When a line of the material has the word "structured" in it, copy that line.
·····
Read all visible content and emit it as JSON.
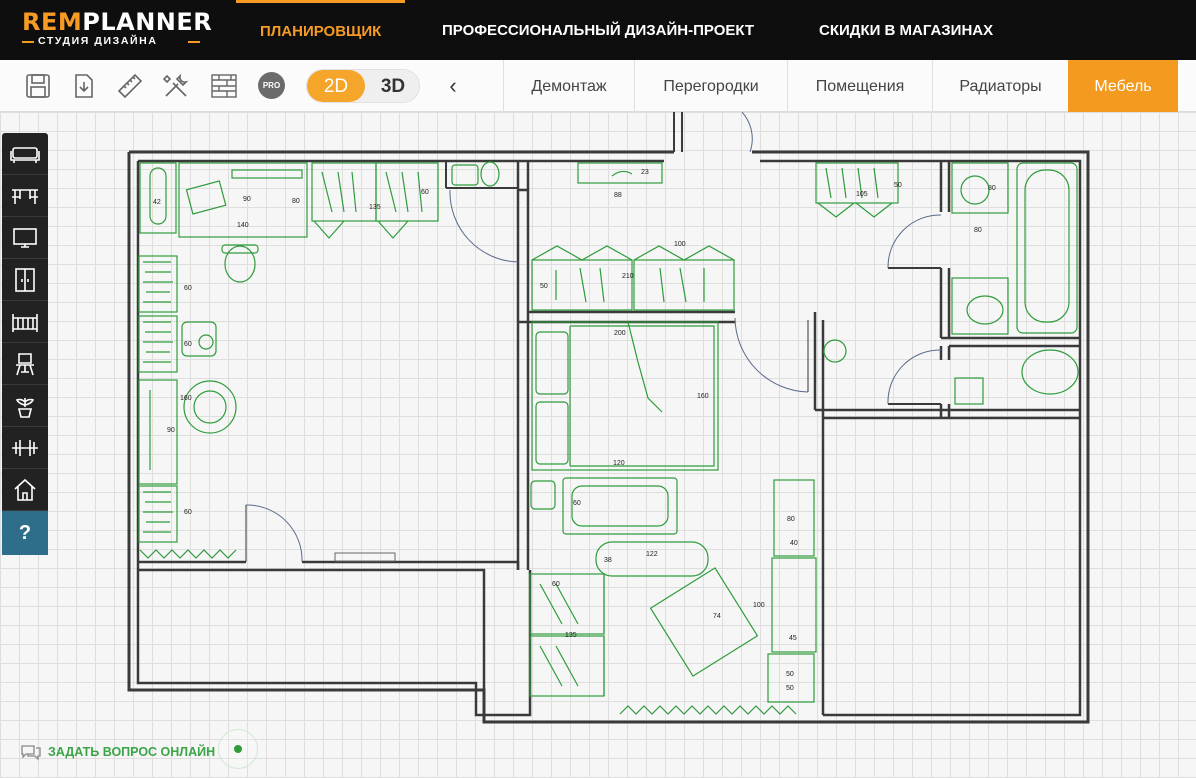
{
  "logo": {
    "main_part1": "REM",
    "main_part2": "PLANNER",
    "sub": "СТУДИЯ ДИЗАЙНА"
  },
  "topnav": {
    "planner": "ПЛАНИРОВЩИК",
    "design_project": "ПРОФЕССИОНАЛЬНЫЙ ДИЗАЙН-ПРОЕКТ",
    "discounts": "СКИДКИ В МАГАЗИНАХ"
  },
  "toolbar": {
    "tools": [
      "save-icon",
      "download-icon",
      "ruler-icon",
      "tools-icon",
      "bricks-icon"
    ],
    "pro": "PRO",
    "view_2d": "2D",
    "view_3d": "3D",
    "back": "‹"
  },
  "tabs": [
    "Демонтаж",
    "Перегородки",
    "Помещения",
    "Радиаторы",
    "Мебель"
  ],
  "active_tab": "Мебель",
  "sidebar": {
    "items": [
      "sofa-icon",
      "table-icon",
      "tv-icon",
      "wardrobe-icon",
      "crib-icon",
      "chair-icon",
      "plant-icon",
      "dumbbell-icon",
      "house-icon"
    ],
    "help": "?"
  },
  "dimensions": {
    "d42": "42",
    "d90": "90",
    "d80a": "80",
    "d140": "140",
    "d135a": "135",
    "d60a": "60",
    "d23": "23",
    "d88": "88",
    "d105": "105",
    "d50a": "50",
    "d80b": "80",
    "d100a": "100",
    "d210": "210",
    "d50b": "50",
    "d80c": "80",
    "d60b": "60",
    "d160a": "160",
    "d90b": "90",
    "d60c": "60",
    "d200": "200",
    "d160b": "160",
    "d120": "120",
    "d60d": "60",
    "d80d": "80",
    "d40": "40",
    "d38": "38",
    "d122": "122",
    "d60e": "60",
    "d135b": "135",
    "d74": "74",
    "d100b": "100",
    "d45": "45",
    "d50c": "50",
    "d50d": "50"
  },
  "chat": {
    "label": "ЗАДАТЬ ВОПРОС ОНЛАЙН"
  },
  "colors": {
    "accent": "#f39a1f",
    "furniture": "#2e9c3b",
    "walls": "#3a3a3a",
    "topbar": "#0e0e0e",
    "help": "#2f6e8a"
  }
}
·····
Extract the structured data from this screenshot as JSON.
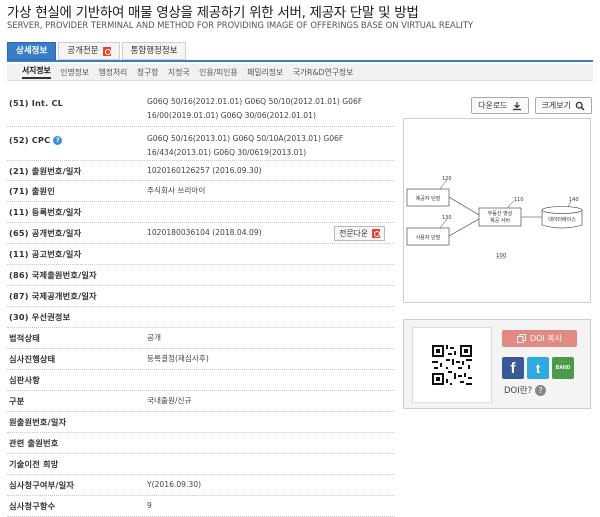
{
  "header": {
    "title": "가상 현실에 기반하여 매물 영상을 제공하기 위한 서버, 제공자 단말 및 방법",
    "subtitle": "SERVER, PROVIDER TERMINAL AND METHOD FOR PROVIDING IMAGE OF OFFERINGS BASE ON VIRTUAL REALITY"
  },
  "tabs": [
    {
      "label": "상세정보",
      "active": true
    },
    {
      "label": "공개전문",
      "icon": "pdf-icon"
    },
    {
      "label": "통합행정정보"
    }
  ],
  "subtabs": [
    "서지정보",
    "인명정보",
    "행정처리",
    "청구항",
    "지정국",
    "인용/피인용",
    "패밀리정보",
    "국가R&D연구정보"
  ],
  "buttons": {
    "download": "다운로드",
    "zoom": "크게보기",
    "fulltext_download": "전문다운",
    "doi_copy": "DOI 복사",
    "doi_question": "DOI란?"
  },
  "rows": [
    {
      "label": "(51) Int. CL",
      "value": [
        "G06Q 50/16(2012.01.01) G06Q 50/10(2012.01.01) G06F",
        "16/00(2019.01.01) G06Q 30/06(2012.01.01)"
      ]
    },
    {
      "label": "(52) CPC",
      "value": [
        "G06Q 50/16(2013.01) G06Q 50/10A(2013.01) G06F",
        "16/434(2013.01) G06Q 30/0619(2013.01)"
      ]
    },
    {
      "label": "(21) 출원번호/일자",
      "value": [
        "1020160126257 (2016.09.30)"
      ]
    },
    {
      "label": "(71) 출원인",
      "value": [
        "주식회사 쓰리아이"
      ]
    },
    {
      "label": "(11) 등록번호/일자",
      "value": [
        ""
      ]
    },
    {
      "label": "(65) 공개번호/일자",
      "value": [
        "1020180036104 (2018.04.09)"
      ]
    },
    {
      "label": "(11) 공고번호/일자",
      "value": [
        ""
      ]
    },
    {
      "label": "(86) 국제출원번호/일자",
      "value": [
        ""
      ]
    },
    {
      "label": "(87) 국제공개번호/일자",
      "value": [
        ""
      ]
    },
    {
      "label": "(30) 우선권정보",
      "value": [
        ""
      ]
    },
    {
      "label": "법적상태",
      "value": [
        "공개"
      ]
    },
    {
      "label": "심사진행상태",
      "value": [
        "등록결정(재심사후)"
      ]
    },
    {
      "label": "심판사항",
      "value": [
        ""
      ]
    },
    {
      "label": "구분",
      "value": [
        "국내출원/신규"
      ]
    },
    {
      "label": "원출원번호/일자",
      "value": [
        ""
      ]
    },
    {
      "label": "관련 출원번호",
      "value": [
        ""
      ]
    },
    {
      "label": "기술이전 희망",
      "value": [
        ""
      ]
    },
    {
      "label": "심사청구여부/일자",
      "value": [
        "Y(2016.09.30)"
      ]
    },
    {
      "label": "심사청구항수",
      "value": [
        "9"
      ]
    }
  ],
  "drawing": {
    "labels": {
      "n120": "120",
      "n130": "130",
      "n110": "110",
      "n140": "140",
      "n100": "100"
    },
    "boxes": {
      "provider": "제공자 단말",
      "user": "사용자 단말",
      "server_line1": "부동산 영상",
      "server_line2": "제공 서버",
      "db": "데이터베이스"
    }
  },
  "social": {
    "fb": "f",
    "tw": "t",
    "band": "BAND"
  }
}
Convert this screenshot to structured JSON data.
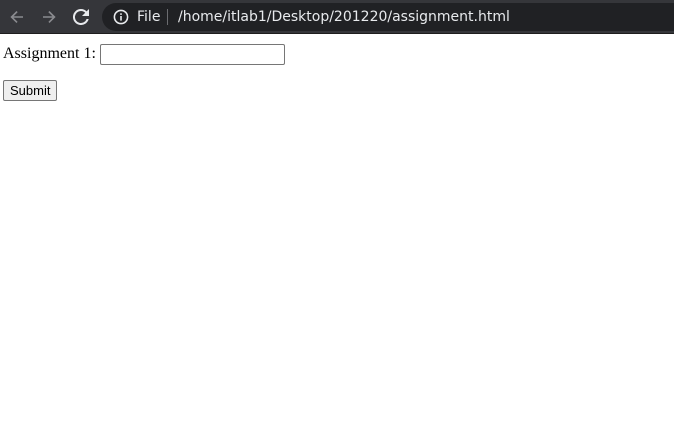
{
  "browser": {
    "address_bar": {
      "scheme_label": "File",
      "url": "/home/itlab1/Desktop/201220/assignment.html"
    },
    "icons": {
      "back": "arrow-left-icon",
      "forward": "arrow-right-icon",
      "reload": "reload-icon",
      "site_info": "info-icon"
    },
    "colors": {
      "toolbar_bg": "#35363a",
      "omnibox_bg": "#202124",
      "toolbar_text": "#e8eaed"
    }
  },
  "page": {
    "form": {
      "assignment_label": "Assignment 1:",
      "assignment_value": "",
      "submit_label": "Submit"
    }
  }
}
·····
Output of the exercise:
Extract the structured data from this screenshot as JSON.
Convert this screenshot to structured JSON data.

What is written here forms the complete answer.